The apostolic nuncio to Austria has strongly criticized German bishops and priests for their opposition to a regional politician’s mandate to display Christian crosses in the entrances of all government institutions, saying such an objection is a “disgrace.” 

Speaking to an audience at Hochschule Heiligenkreuz, a pontifical university near Vienna (see video below), Archbishop Peter Stefan Zurbriggen said that speaking as a representative of the Holy Father, he was “really sad and ashamed that in a neighboring country, bishops and priests, of all people, have to criticise it when they want to erect crosses. 

“That is a disgrace which mustn’t be accepted!,” he said in a loud voice and to a round of applause. 

The nuncio’s reproach comes after Cardinal Reinhard Marx, the Archbishop of Munich and Freising, criticized a mandate from Markus Söder, Bavaria’s Prime Minister, that all state buildings should display crosses, though not necessarily in the form of a crucifix, by June 1. 

Söder, a Lutheran, announced the decision on April 24. His office said it is intended to “express the historical and cultural character” of Bavaria and to be “a visible commitment to the core values of the legal and social order in Bavaria and Germany.”

But Cardinal Marx told the Süddeutsche Zeitung newspaper that the cross is not just a “cultural symbol” but rather “a sign of opposition to violence, injustice, sin and death.” It is not a “sign [of exclusion] against other people,” he added.  

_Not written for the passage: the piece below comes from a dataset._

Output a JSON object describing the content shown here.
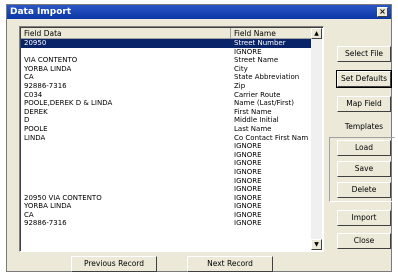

The cardinal, who heads the German bishops’ conference, stressed it is not up to the state to explain what a cross means, and that Bavaria's government has triggered “division, unrest and adversity" with the move.

Bishop Rudolf Voderholzer of the Bavarian diocese of Regensburg has taken an opposing view to Cardinal Marx, asserting that: “the cross is the epitome of Western culture.”

“It is the expression of a culture of love, compassion and affirmation of life. It belongs to the foundations of Europe,” he said, adding that its public presence — which in traditionally Catholic Bavaria is near ubiquitous — should be seen as such, welcomed and appreciated.

This is the reason, Voderholzer said, Christians have placed crosses atop the peaks of Bavarian mountains: “Not the national flag or other symbols of human rule, as others might have liked to see at other times, but the cross. It should be widely visible, the cross, the sign of salvation and life in which Christ is heaven and earth, God and reconciled people, victims and perpetrators.”

Archbishop Zurbriggen from Brig, Switzerland, prefaced his remarks by noting that he was speaking in the town of Heiligenkreuz (Holy Cross), and that his episcopal motto is Crux sancta lux mihi lux — may the holy cross be my light. 

“Dear brothers and sisters, this religious, political correctness is slowly getting on my nerves,” he continued. “These bishops make pilgrimages to the Holy Land and are ashamed of wearing the cross for whatever reason, and that shames me, too.”

The nuncio was making an oblique reference to Cardinal Marx’s visit to the Holy Land in 2016, when the cardinal was strongly criticized for removing his pectoral cross when visiting the Wailing Wall and the Dome of the Rock on the Temple Mount. 

The nuncio recalled his “dear friend whom I studied with, [Cardinal] Jean Louis Tauran, [currently president of the Pontifical Council for Interreligious Dialogue], who has now made a visit to Saudi Arabia.” 

Archbishop Zurbriggen noted that when meeting the Saudi king earlier this month, Cardinal Tauran wore a cross “twice as large as the one we're wearing here. That is courage!”